The Chinese State Council also announced a new energy strategy action plan that includes ambitious measures to cap national coal consumption as early as 2020 at 4.2 billion tons, and reduce coal’s share of China’s primary energy mix to less than 62 percent by that same year.

The Climate Reality Project even had a small poster made to announce their interpretation of the plan;

China coal

Chinese coal use might peak in the medium term and emissions from coal will certainly have to peak before 2030 because of their announced INDC (national contribution) in-tandem with the announcement by the USA. But even then coal use may continue to grow if carbon capture and storage (CCS) can be successfully deployed at scale.

For me, the big announcement of the week is the proposed creation of a national carbon market to follow the regional trials now underway. Shanghai Daily reported the following;

China will open a nationwide carbon market in 2016 to help the government reduce emissions by 2030, the National Development and Reform Commission yesterday said in Beijing. Su Wei, an official at the climate change department under the NDRC, said he expected the market to be mature by 2020.

A robust and mature carbon market active throughout the 2020s could bring emissions from coal to a rapid standstill and even see them fall through fuel switching to natural gas and the deployment of CCS. Then it will be time to put up a poster.

Content Discussion

Joris van Dorp's picture
Joris van Dorp on December 4, 2014

Thanks for the reality check. Always usefull.

AFAIK, China has been fitting – and will continue to fit – their existing coal power stations (the worst of which cause two orders of magnitude more air polution/kWh than modern coal plants in the West) with at least basic but increasingly advanced polution reduction measures (scrubbers and filters). New stations will have these as standard. This highlights the categorical difference between air pollution from coal power generation on the one hand, and co2 emissions from coal power generation on the other.

The Chinese clearly recognise and want to reduce the horrendous air pollution due to unmitigated coal burning, but this does not automatically mean that they will reign in coal usage per se. They can achieve large air pollution reductions simply by applying rather affordable and effective air polution reduction measures to existing plants. So to assume (as some seem to want to do) that the air pollution caused by coal burning in China will of itself induce China to move increasingly away from coal and thus reduce co2 emissions from coal, is not necessarily accurate.

Bob Meinetz's picture
Bob Meinetz on December 4, 2014

delete

Bob Meinetz's picture
Bob Meinetz on December 4, 2014

David, Americans generate twice as much carbon per capita as the Chinese.

The most distorted reality distortion field can be found in our mirrors.

Keith Pickering's picture
Keith Pickering on December 4, 2014

I see this as a simple apples-to-oranges error.
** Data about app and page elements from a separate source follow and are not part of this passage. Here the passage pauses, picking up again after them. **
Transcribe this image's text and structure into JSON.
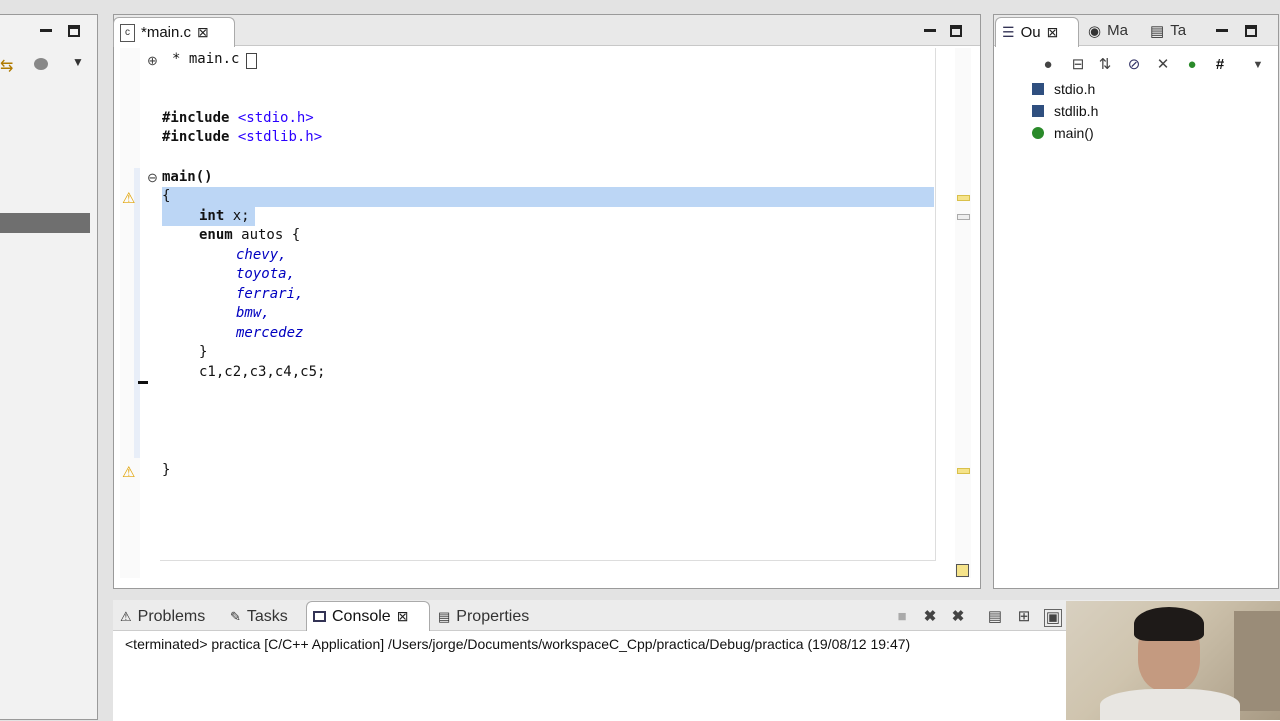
{
  "editor": {
    "tab_label": "*main.c",
    "close_glyph": "⊠",
    "header_line": "* main.c",
    "code": {
      "include1_kw": "#include",
      "include1_arg": "<stdio.h>",
      "include2_kw": "#include",
      "include2_arg": "<stdlib.h>",
      "main_sig": "main()",
      "open_brace": "{",
      "int_kw": "int",
      "int_rest": " x;",
      "enum_kw": "enum",
      "enum_rest": " autos {",
      "values": [
        "chevy,",
        "toyota,",
        "ferrari,",
        "bmw,",
        "mercedez"
      ],
      "enum_close": "}",
      "vars_line": "c1,c2,c3,c4,c5;",
      "close_brace": "}"
    }
  },
  "outline": {
    "tabs": [
      {
        "label": "Ou",
        "icon": "outline-icon"
      },
      {
        "label": "Ma",
        "icon": "macro-icon"
      },
      {
        "label": "Ta",
        "icon": "task-icon"
      }
    ],
    "items": [
      {
        "label": "stdio.h",
        "icon": "include-icon"
      },
      {
        "label": "stdlib.h",
        "icon": "include-icon"
      },
      {
        "label": "main()",
        "icon": "function-icon"
      }
    ]
  },
  "bottom": {
    "tabs": [
      {
        "label": "Problems",
        "icon": "problems-icon"
      },
      {
        "label": "Tasks",
        "icon": "tasks-icon"
      },
      {
        "label": "Console",
        "icon": "console-icon"
      },
      {
        "label": "Properties",
        "icon": "properties-icon"
      }
    ],
    "console_text": "<terminated> practica [C/C++ Application] /Users/jorge/Documents/workspaceC_Cpp/practica/Debug/practica (19/08/12 19:47)"
  },
  "colors": {
    "selection": "#bcd6f5",
    "warning": "#e0a100",
    "overview_marker": "#f5e38a"
  }
}
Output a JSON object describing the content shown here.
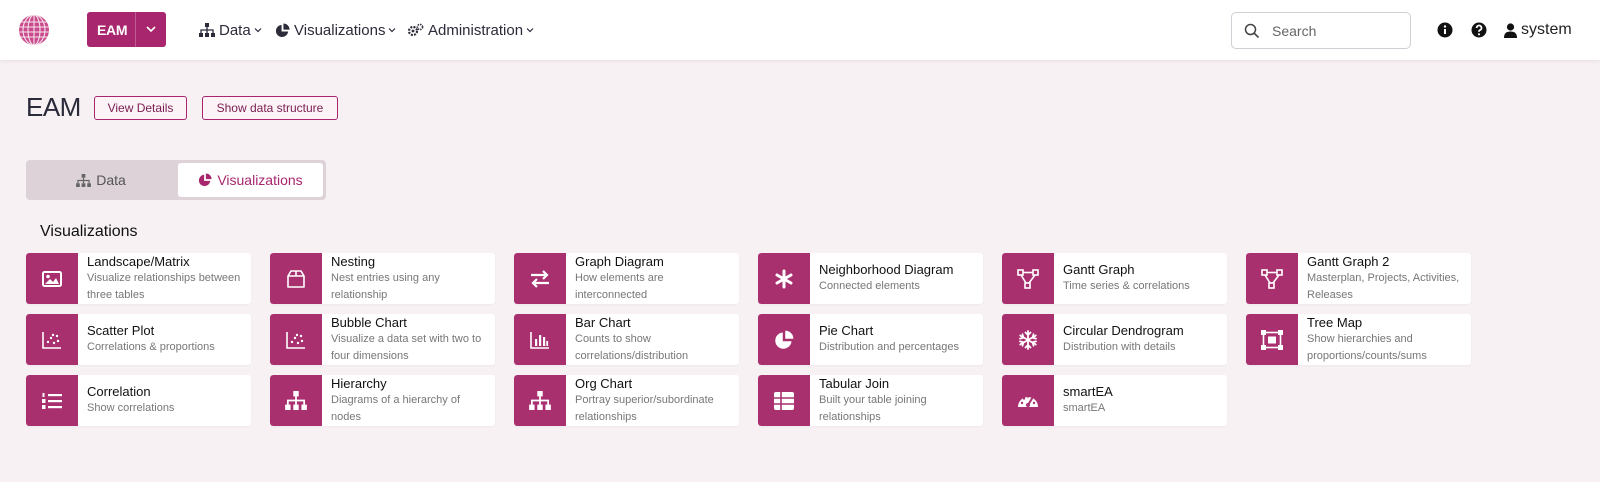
{
  "header": {
    "app_label": "EAM",
    "nav": [
      {
        "label": "Data",
        "icon": "sitemap-icon"
      },
      {
        "label": "Visualizations",
        "icon": "pie-chart-icon"
      },
      {
        "label": "Administration",
        "icon": "gears-icon"
      }
    ],
    "search_placeholder": "Search",
    "user": "system"
  },
  "page": {
    "title": "EAM",
    "view_details_label": "View Details",
    "show_structure_label": "Show data structure"
  },
  "tabs": [
    {
      "label": "Data",
      "active": false
    },
    {
      "label": "Visualizations",
      "active": true
    }
  ],
  "section_title": "Visualizations",
  "cards": [
    {
      "title": "Landscape/Matrix",
      "desc": "Visualize relationships between three tables",
      "icon": "image-icon"
    },
    {
      "title": "Nesting",
      "desc": "Nest entries using any relationship",
      "icon": "box-icon"
    },
    {
      "title": "Graph Diagram",
      "desc": "How elements are interconnected",
      "icon": "exchange-arrows-icon"
    },
    {
      "title": "Neighborhood Diagram",
      "desc": "Connected elements",
      "icon": "asterisk-icon"
    },
    {
      "title": "Gantt Graph",
      "desc": "Time series & correlations",
      "icon": "vector-nodes-icon"
    },
    {
      "title": "Gantt Graph 2",
      "desc": "Masterplan, Projects, Activities, Releases",
      "icon": "vector-nodes-icon"
    },
    {
      "title": "Scatter Plot",
      "desc": "Correlations & proportions",
      "icon": "scatter-chart-icon"
    },
    {
      "title": "Bubble Chart",
      "desc": "Visualize a data set with two to four dimensions",
      "icon": "scatter-chart-icon"
    },
    {
      "title": "Bar Chart",
      "desc": "Counts to show correlations/distribution",
      "icon": "bar-chart-icon"
    },
    {
      "title": "Pie Chart",
      "desc": "Distribution and percentages",
      "icon": "pie-chart-icon"
    },
    {
      "title": "Circular Dendrogram",
      "desc": "Distribution with details",
      "icon": "snowflake-icon"
    },
    {
      "title": "Tree Map",
      "desc": "Show hierarchies and proportions/counts/sums",
      "icon": "object-group-icon"
    },
    {
      "title": "Correlation",
      "desc": "Show correlations",
      "icon": "list-ordered-icon"
    },
    {
      "title": "Hierarchy",
      "desc": "Diagrams of a hierarchy of nodes",
      "icon": "sitemap-icon"
    },
    {
      "title": "Org Chart",
      "desc": "Portray superior/subordinate relationships",
      "icon": "sitemap-icon"
    },
    {
      "title": "Tabular Join",
      "desc": "Built your table joining relationships",
      "icon": "table-icon"
    },
    {
      "title": "smartEA",
      "desc": "smartEA",
      "icon": "gauge-icon"
    }
  ]
}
The US-China climate deal sets out goals for 2030; but that is not formally related to the Chinese energy plan, which sets out goals to 2020. And yes, while there is a lot of wiggle-room here for what happens in the 2020-2030 period, I wouldn’t necessarily assume that China made the deal with the intent to cheat, or to be deceptive in what they’re planning.

The fact is that the Chinese recognize the air pollution problems in their own cities better than anyone, and they recognize that it is serious and needs to be solved, and further, they recognize that they can kill two birds with one stone by hooking that necessary change with a climate deal. They’re moving in the right direction from a policy standpoint, and that deserves praise, even if we’re not entirely sure at this point where that cap will end up in 2030.